It is looking increasingly unlikely that 'högskoleprovet' – an exam used by thousands of students every year as a way to enter Swedish university will go ahead – despite a government U-turn.

Swedish university exam unlikely to go ahead at all this year
In a normal year, 100,000 students sit what is known as the SweSAT or 'högskoleprovet'. Photo: Malin Hoelstad/SvD/SCANPIX

The Swedish Scholastic Aptitude Test (SweSAT, or högskoleprovet) is normally held twice a year, but was cancelled in spring and then later in autumn due to the coronavirus pandemic. But after pressure from opposition parties, the government last week said it would pave the way for the test to take place on its usual date in October in a limited format, open only to people who had not previously sat it.

Usually around 100,000 people sit the exam each year, around 40 percent of them doing so for the first time. The exam is not compulsory, but many people use its results to get into university, and it is seen as a crucial second chance for those who are not able to get accepted based on grades alone.

But any hope lit by the government's announcement last week was quickly extinguished this week, when university principals said it would still not be possible to organise a coronavirus-safe sitting. In the end it is up to the exam organisers to decide whether or not to hold it, so the government holds limited sway.

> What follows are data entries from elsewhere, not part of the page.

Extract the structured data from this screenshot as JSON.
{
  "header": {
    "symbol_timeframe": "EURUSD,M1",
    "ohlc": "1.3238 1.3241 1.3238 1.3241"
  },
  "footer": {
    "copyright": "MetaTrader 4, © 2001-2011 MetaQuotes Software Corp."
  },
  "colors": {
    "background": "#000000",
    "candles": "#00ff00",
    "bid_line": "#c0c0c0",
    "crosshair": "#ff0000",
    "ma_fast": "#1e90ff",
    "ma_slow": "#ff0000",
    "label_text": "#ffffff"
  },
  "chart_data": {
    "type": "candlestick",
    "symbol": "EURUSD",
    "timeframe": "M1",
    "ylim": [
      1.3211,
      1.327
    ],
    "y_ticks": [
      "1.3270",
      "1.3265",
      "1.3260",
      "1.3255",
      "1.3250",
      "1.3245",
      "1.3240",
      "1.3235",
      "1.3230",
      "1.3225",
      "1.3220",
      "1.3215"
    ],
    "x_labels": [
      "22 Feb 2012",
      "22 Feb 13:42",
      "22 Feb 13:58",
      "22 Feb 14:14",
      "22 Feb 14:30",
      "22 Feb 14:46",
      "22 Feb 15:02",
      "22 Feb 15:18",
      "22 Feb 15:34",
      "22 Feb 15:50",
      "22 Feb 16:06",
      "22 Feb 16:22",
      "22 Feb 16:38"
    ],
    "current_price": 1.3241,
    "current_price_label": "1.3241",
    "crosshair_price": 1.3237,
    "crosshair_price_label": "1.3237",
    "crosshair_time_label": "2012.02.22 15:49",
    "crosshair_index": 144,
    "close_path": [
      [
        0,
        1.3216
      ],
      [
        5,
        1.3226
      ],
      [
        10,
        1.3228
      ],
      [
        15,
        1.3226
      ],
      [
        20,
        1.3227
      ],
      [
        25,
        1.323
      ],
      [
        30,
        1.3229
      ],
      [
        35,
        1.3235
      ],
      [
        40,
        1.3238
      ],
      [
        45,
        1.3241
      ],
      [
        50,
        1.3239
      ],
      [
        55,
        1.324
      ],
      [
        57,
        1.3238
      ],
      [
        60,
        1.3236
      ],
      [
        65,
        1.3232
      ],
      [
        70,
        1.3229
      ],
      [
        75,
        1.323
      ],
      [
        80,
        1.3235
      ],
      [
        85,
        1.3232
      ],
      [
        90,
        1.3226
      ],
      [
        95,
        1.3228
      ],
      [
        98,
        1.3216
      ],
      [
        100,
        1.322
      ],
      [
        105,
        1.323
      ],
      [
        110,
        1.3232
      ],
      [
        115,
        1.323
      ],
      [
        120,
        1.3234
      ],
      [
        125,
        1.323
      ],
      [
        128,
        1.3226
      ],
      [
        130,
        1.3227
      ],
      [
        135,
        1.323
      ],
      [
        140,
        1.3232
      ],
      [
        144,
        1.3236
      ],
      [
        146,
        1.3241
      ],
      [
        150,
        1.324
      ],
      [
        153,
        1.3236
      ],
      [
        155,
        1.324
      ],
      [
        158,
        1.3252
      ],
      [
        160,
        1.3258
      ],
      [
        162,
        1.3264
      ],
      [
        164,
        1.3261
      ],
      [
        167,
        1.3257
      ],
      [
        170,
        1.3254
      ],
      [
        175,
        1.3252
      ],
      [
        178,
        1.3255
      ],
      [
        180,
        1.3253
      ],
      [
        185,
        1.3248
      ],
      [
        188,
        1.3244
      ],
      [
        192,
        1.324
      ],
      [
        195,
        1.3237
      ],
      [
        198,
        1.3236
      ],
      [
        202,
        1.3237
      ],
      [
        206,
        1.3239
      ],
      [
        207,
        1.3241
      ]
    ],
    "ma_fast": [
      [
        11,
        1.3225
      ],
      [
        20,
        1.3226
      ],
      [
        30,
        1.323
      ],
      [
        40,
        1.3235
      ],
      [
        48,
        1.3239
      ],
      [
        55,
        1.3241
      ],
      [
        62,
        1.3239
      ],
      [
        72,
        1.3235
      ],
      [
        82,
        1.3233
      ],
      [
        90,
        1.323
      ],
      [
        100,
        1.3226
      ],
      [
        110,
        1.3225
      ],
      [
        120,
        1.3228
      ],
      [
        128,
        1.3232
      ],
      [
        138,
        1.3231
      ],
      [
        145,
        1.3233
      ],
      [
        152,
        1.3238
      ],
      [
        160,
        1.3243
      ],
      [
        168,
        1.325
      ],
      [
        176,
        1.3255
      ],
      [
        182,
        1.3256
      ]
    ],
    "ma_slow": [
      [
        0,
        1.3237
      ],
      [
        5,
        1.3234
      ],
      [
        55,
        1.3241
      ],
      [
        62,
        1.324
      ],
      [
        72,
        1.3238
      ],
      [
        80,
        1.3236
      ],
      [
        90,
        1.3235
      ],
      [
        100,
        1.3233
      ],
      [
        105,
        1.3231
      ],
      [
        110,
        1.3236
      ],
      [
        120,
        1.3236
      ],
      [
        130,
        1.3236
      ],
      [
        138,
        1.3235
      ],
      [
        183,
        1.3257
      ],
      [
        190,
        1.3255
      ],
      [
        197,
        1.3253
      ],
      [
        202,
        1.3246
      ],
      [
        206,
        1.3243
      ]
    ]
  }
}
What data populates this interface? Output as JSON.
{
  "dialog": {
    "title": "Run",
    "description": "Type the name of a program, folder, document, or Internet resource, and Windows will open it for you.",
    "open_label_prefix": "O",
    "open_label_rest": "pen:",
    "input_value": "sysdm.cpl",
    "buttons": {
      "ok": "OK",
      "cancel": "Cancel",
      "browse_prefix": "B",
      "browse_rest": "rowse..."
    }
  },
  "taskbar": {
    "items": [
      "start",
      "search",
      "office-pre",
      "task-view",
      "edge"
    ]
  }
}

“They [the university principals] do not want to take responsibility for conducting the exam during the autumn, but would rather spend time and resources on conducting two tests as safely as possible in spring,” Karin Röding, director-general of the Swedish Council for Higher Education (UHR), told the TT news agency on Tuesday.

“I have no reason to have another opinion,” she added.

“It appears to be the case that you are going to have to wait another few months before an exam can be carried out in an infection-safe way,” confirmed Sweden's Minister of Higher Education, Matilda Ernkrans.

Meanwhile the political pressure eased on the Social Democrat-Green coalition government to ensure the test could be held before the deadline for applying to the spring semester of university, when the Liberal party joined the centre-left in voting no to pushing for an autumn sitting. Last week there was a majority for a yes vote on the Swedish parliament's education committee, consisting of right-wing parties Moderates, Christian Democrats, Sweden Democrats and the Liberals, but after the latter switched sides the committee voted no.

The Mdoerates blamed the government for not acting sooner to help the exam go ahead, by for example allocating more money and investigating the possibility of using more venues.

“There is one person who is to blame. That's Matilda Ernkrans,” said the party's education spokesperson Kristina Axén Olin. “The government has handled it really poorly and now it is thought to be too late and impossible.”

Ernkrans argued that she and the government had done everything they could, including making sure that test results from previous years will be valid for eight years rather than the usual five, as well as allocating extra funding to make it possible to hold more than one exam next spring.

Swedish vocabulary

cancel – ställa in

test/exam – (ett) prov

second chance – (en) andra chans

government – (en) regering

semester – (en) termin (note the false friend – the Swedish word semester means holiday)